NEW DELHI (Reuters) - A consortium of Indian banks can search and seize the properties of Indian businessman Vijay Mallya in Britain, media reports said on Thursday, citing the decision of a British court.
India wants to extradite Mallya from Britain on fraud charges and to help nearly a dozen Indian banks recover loans granted to his defunct Kingfisher Airlines after the tycoon, co-owner of the Force India Formula One motor racing team, fled to Britain in March 2016.
The case against Mallya centers on a series of loans Kingfisher obtained from Indian banks, and in particular from state-owned IDBI. Indian banks want to recover more than $1 billion that Indian authorities say Kingfisher owes.
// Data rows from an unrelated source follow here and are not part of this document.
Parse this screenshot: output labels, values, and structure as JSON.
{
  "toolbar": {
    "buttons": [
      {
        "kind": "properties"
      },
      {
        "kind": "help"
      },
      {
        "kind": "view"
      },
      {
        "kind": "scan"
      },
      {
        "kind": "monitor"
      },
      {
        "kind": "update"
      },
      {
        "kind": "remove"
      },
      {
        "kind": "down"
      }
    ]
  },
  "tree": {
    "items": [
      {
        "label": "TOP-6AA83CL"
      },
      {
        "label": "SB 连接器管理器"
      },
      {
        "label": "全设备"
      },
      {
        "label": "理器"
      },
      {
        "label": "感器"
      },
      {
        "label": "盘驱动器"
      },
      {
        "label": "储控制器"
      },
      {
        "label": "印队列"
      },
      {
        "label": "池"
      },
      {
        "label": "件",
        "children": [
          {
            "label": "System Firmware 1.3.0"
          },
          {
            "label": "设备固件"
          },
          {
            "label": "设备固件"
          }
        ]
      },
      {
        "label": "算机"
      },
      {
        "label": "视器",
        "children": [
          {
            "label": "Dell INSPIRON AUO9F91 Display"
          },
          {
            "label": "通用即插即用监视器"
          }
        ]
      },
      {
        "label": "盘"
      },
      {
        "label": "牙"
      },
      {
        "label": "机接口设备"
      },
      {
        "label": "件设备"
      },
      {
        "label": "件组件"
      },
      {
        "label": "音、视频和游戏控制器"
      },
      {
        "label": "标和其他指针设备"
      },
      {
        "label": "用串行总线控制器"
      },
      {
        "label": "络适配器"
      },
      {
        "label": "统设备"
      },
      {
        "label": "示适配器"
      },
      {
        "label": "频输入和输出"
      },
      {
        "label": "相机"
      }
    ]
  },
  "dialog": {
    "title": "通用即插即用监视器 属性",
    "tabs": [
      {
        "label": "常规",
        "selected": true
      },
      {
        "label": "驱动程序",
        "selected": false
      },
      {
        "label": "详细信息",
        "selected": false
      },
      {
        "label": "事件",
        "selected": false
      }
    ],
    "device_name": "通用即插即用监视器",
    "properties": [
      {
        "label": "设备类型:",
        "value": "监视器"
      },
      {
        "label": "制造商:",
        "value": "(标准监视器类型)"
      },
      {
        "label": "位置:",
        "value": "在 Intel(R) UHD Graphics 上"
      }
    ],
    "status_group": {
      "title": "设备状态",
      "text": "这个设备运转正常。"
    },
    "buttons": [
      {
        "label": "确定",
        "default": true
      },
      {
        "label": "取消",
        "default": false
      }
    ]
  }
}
The British court order allows the UK High Court Enforcement Officer to enter Mallya’s properties in Britain, giving a legal option to Indian banks to try and recover the dues, media reports said, citing the court decision.
Reuters was not immediately able to confirm the court decision.
Separately, the Indian government’s Enforcement Directorate, which fights financial crimes, has filed an application to seek to declare Mallya a “fugitive economic offender” and sought to confiscate 125 billion rupees ($1.8 billion) worth of his assets.
In a statement issued last week, Mallya said he was trying to sell assets worth about $2.04 billion to repay creditors.
Mallya, who denies the charges against him, said any objection by the Enforcement Directorate or India’s federal police to his proposals to sell assets “will clearly demonstrate that there is an agenda against me beyond recovery of dues to Public Sector Banks.”
“I have become the ‘Poster Boy’ of bank default and a lightning rod of public anger,” Mallya said in his statement last week.
($1 = 68.89 rupees)
Reporting by Mayank Bhardwaj; Editing by Mark Potter